It’s Tomb Sweeping Day (清明节 / qīng míng jié), the time when families go maintain their ancestors’ graves and burn offerings to them. See the links at the bottom for more about Tomb Sweeping Day and the tradition of burning spirit money. These photos are from around our neighbourhood tonight.
According to one of our Chinese tutors, who has a law degree and teaches at Tianda for her day job, among Tianjin’s new April enforcement of previously unenforced laws (like spitting and bikes going through red lights) is a crackdown on street vendors. That includes the little wheelie carts selling spirit money and a surprising variety of other paper offerings.

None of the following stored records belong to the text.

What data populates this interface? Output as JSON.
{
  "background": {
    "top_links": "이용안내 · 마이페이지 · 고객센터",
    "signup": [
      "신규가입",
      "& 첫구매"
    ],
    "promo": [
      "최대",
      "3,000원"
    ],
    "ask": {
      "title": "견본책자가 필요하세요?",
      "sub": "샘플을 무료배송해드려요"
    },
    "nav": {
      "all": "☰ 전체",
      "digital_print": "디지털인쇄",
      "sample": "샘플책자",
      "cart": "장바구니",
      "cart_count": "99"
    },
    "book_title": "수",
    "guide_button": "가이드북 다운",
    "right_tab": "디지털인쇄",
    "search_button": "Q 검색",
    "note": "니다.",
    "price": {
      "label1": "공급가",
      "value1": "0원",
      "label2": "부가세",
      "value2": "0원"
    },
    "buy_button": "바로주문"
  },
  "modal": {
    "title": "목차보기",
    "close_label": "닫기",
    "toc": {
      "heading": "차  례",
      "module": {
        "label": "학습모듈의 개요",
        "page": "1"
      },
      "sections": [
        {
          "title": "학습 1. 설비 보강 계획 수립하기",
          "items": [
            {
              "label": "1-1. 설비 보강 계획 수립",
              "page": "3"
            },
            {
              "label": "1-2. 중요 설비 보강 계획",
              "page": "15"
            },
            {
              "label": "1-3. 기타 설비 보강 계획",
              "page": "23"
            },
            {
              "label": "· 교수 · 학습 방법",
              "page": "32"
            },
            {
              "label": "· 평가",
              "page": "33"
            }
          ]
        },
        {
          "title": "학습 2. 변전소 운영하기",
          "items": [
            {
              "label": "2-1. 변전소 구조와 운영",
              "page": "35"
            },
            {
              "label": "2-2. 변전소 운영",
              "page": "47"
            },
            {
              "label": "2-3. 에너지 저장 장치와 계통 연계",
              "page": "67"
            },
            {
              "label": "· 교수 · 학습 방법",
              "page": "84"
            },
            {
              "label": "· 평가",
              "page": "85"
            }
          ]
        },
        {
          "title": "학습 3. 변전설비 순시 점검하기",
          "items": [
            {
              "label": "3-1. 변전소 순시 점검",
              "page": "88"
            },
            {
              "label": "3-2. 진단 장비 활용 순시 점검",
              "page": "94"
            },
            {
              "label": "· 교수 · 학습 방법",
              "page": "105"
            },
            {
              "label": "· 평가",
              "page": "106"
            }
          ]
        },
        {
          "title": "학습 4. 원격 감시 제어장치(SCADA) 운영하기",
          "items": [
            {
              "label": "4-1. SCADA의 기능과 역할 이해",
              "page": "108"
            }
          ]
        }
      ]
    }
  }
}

Burning paper money in the street is not illegal, according to our tutor, but it is discouraged and in some cases grudgingly accommodated (see the propaganda posters in this post). Selling the spirit money, however, is illegal, and apparently they’ve had the obligatory news stories of vendors getting raided, etc.
If they stop letting bikes go through red lights (traffic has been noticeably changing) I’m going to be bummed. I have a couple language school buddies who’ve developed a whole set of terms a la CHiPS for essential bike rider maneuvers in Tianjin traffic. Looks like our days of no-rules, every-person-for-themselves, in-the-way-means-right-of-way bike riding might be numbered.
More about Tomb Sweeping Day and burning money in the road: